##### DATASET

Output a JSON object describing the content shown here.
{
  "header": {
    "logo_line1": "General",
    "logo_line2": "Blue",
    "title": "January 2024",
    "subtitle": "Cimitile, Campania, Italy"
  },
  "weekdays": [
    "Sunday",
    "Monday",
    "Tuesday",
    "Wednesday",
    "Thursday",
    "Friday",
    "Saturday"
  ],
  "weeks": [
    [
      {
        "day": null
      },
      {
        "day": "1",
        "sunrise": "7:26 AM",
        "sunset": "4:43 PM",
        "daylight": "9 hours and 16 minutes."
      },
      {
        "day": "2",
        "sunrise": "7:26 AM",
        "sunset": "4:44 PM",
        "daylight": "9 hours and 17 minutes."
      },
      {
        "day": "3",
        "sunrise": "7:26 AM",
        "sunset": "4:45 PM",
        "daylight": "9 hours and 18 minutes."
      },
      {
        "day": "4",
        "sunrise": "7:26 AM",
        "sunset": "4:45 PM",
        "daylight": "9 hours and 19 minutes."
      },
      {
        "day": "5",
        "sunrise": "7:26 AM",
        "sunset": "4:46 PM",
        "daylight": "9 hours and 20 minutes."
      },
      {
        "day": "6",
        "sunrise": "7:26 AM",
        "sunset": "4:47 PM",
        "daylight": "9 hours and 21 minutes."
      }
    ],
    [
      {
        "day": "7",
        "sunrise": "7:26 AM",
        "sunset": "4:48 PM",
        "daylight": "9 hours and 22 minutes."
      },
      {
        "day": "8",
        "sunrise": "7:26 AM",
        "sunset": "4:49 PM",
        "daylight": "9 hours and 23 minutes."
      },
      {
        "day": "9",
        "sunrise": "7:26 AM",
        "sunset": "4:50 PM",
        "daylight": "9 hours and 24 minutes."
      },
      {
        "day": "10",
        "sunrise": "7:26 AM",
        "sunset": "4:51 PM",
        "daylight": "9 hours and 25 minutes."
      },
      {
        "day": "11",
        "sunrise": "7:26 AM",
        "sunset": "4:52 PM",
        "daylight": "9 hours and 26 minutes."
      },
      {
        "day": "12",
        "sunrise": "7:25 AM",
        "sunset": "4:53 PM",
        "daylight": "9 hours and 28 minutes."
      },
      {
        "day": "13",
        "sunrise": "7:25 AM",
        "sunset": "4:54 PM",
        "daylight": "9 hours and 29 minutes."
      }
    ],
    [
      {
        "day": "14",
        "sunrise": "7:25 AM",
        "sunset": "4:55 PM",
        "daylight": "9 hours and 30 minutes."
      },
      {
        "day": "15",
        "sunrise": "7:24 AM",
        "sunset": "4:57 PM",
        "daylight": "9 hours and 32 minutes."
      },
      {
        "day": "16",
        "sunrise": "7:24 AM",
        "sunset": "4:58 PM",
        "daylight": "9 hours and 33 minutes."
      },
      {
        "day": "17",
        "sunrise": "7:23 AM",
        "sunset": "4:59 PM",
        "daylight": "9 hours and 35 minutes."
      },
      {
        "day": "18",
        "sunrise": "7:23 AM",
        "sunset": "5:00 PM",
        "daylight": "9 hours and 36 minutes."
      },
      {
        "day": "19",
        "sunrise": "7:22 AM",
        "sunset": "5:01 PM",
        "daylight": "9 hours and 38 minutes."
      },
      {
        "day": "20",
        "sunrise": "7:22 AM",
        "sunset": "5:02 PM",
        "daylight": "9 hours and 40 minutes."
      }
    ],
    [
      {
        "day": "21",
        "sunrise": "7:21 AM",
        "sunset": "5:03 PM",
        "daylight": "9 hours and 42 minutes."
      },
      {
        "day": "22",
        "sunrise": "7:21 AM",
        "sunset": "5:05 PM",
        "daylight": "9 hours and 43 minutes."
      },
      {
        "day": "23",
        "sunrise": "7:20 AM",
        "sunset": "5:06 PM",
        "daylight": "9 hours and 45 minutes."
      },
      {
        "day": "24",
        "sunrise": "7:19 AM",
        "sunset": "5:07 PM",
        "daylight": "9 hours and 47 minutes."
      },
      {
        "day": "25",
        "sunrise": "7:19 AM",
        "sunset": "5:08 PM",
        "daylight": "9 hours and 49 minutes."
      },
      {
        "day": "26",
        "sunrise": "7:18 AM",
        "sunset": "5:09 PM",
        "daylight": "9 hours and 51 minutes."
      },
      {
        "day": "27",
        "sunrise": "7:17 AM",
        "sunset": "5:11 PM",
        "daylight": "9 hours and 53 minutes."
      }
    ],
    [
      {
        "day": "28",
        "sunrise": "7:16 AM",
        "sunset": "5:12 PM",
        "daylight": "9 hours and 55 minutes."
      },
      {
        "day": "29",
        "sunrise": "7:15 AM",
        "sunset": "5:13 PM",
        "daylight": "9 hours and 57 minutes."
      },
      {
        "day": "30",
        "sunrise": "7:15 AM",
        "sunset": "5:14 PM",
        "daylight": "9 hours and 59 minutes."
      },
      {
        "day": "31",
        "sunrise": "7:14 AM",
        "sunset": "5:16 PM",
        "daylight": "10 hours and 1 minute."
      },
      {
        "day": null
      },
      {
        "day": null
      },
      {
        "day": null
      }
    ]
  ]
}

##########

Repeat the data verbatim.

** FINISHED EXERCISE **
Output a JSON object describing the content shown here.
{
  "header": {
    "logo_line1": "General",
    "logo_line2": "Blue",
    "title": "January 2024",
    "subtitle": "Cimitile, Campania, Italy"
  },
  "weekdays": [
    "Sunday",
    "Monday",
    "Tuesday",
    "Wednesday",
    "Thursday",
    "Friday",
    "Saturday"
  ],
  "weeks": [
    [
      {
        "day": null
      },
      {
        "day": "1",
        "sunrise": "7:26 AM",
        "sunset": "4:43 PM",
        "daylight": "9 hours and 16 minutes."
      },
      {
        "day": "2",
        "sunrise": "7:26 AM",
        "sunset": "4:44 PM",
        "daylight": "9 hours and 17 minutes."
      },
      {
        "day": "3",
        "sunrise": "7:26 AM",
        "sunset": "4:45 PM",
        "daylight": "9 hours and 18 minutes."
      },
      {
        "day": "4",
        "sunrise": "7:26 AM",
        "sunset": "4:45 PM",
        "daylight": "9 hours and 19 minutes."
      },
      {
        "day": "5",
        "sunrise": "7:26 AM",
        "sunset": "4:46 PM",
        "daylight": "9 hours and 20 minutes."
      },
      {
        "day": "6",
        "sunrise": "7:26 AM",
        "sunset": "4:47 PM",
        "daylight": "9 hours and 21 minutes."
      }
    ],
    [
      {
        "day": "7",
        "sunrise": "7:26 AM",
        "sunset": "4:48 PM",
        "daylight": "9 hours and 22 minutes."
      },
      {
        "day": "8",
        "sunrise": "7:26 AM",
        "sunset": "4:49 PM",
        "daylight": "9 hours and 23 minutes."
      },
      {
        "day": "9",
        "sunrise": "7:26 AM",
        "sunset": "4:50 PM",
        "daylight": "9 hours and 24 minutes."
      },
      {
        "day": "10",
        "sunrise": "7:26 AM",
        "sunset": "4:51 PM",
        "daylight": "9 hours and 25 minutes."
      },
      {
        "day": "11",
        "sunrise": "7:26 AM",
        "sunset": "4:52 PM",
        "daylight": "9 hours and 26 minutes."
      },
      {
        "day": "12",
        "sunrise": "7:25 AM",
        "sunset": "4:53 PM",
        "daylight": "9 hours and 28 minutes."
      },
      {
        "day": "13",
        "sunrise": "7:25 AM",
        "sunset": "4:54 PM",
        "daylight": "9 hours and 29 minutes."
      }
    ],
    [
      {
        "day": "14",
        "sunrise": "7:25 AM",
        "sunset": "4:55 PM",
        "daylight": "9 hours and 30 minutes."
      },
      {
        "day": "15",
        "sunrise": "7:24 AM",
        "sunset": "4:57 PM",
        "daylight": "9 hours and 32 minutes."
      },
      {
        "day": "16",
        "sunrise": "7:24 AM",
        "sunset": "4:58 PM",
        "daylight": "9 hours and 33 minutes."
      },
      {
        "day": "17",
        "sunrise": "7:23 AM",
        "sunset": "4:59 PM",
        "daylight": "9 hours and 35 minutes."
      },
      {
        "day": "18",
        "sunrise": "7:23 AM",
        "sunset": "5:00 PM",
        "daylight": "9 hours and 36 minutes."
      },
      {
        "day": "19",
        "sunrise": "7:22 AM",
        "sunset": "5:01 PM",
        "daylight": "9 hours and 38 minutes."
      },
      {
        "day": "20",
        "sunrise": "7:22 AM",
        "sunset": "5:02 PM",
        "daylight": "9 hours and 40 minutes."
      }
    ],
    [
      {
        "day": "21",
        "sunrise": "7:21 AM",
        "sunset": "5:03 PM",
        "daylight": "9 hours and 42 minutes."
      },
      {
        "day": "22",
        "sunrise": "7:21 AM",
        "sunset": "5:05 PM",
        "daylight": "9 hours and 43 minutes."
      },
      {
        "day": "23",
        "sunrise": "7:20 AM",
        "sunset": "5:06 PM",
        "daylight": "9 hours and 45 minutes."
      },
      {
        "day": "24",
        "sunrise": "7:19 AM",
        "sunset": "5:07 PM",
        "daylight": "9 hours and 47 minutes."
      },
      {
        "day": "25",
        "sunrise": "7:19 AM",
        "sunset": "5:08 PM",
        "daylight": "9 hours and 49 minutes."
      },
      {
        "day": "26",
        "sunrise": "7:18 AM",
        "sunset": "5:09 PM",
        "daylight": "9 hours and 51 minutes."
      },
      {
        "day": "27",
        "sunrise": "7:17 AM",
        "sunset": "5:11 PM",
        "daylight": "9 hours and 53 minutes."
      }
    ],
    [
      {
        "day": "28",
        "sunrise": "7:16 AM",
        "sunset": "5:12 PM",
        "daylight": "9 hours and 55 minutes."
      },
      {
        "day": "29",
        "sunrise": "7:15 AM",
        "sunset": "5:13 PM",
        "daylight": "9 hours and 57 minutes."
      },
      {
        "day": "30",
        "sunrise": "7:15 AM",
        "sunset": "5:14 PM",
        "daylight": "9 hours and 59 minutes."
      },
      {
        "day": "31",
        "sunrise": "7:14 AM",
        "sunset": "5:16 PM",
        "daylight": "10 hours and 1 minute."
      },
      {
        "day": null
      },
      {
        "day": null
      },
      {
        "day": null
      }
    ]
  ]
}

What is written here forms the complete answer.